(Beginning of Data shown)

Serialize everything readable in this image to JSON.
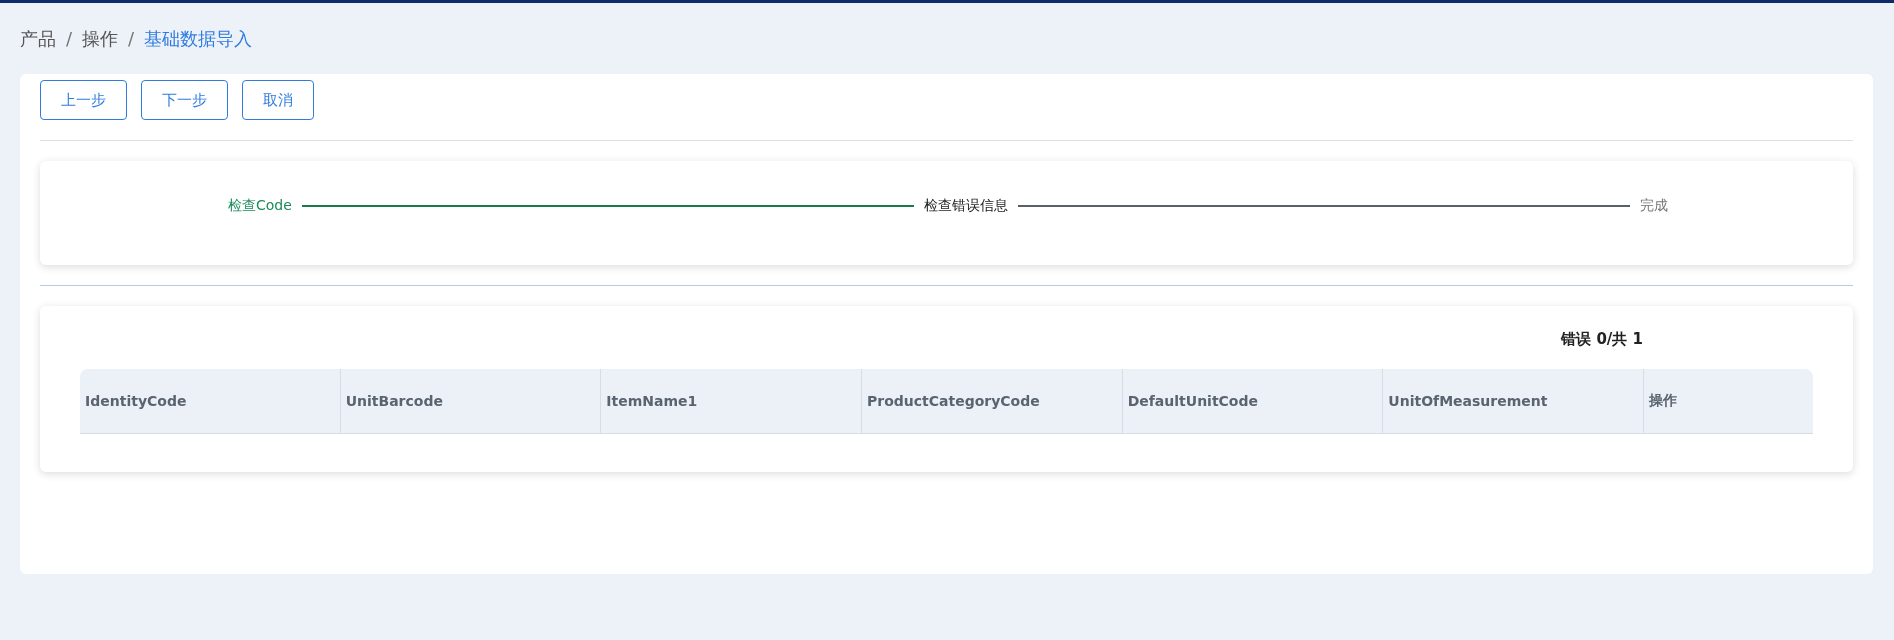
{
  "breadcrumb": [
    {
      "label": "产品",
      "selected": false
    },
    {
      "label": "操作",
      "selected": false
    },
    {
      "label": "基础数据导入",
      "selected": true
    }
  ],
  "separator": "/",
  "buttons": [
    "上一步",
    "下一步",
    "取消"
  ],
  "steps": [
    {
      "label": "检查Code",
      "done": true,
      "selected": false
    },
    {
      "label": "检查错误信息",
      "done": false,
      "selected": true
    },
    {
      "label": "完成",
      "done": false,
      "selected": false
    }
  ],
  "error_summary": "错误 0/共 1",
  "table": {
    "columns": [
      "IdentityCode",
      "UnitBarcode",
      "ItemName1",
      "ProductCategoryCode",
      "DefaultUnitCode",
      "UnitOfMeasurement",
      "操作"
    ]
  }
}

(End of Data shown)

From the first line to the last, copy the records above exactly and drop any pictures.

Solution for this exercise:
Serialize everything readable in this image to JSON.
{
  "breadcrumb": [
    {
      "label": "产品",
      "selected": false
    },
    {
      "label": "操作",
      "selected": false
    },
    {
      "label": "基础数据导入",
      "selected": true
    }
  ],
  "separator": "/",
  "buttons": [
    "上一步",
    "下一步",
    "取消"
  ],
  "steps": [
    {
      "label": "检查Code",
      "done": true,
      "selected": false
    },
    {
      "label": "检查错误信息",
      "done": false,
      "selected": true
    },
    {
      "label": "完成",
      "done": false,
      "selected": false
    }
  ],
  "error_summary": "错误 0/共 1",
  "table": {
    "columns": [
      "IdentityCode",
      "UnitBarcode",
      "ItemName1",
      "ProductCategoryCode",
      "DefaultUnitCode",
      "UnitOfMeasurement",
      "操作"
    ]
  }
}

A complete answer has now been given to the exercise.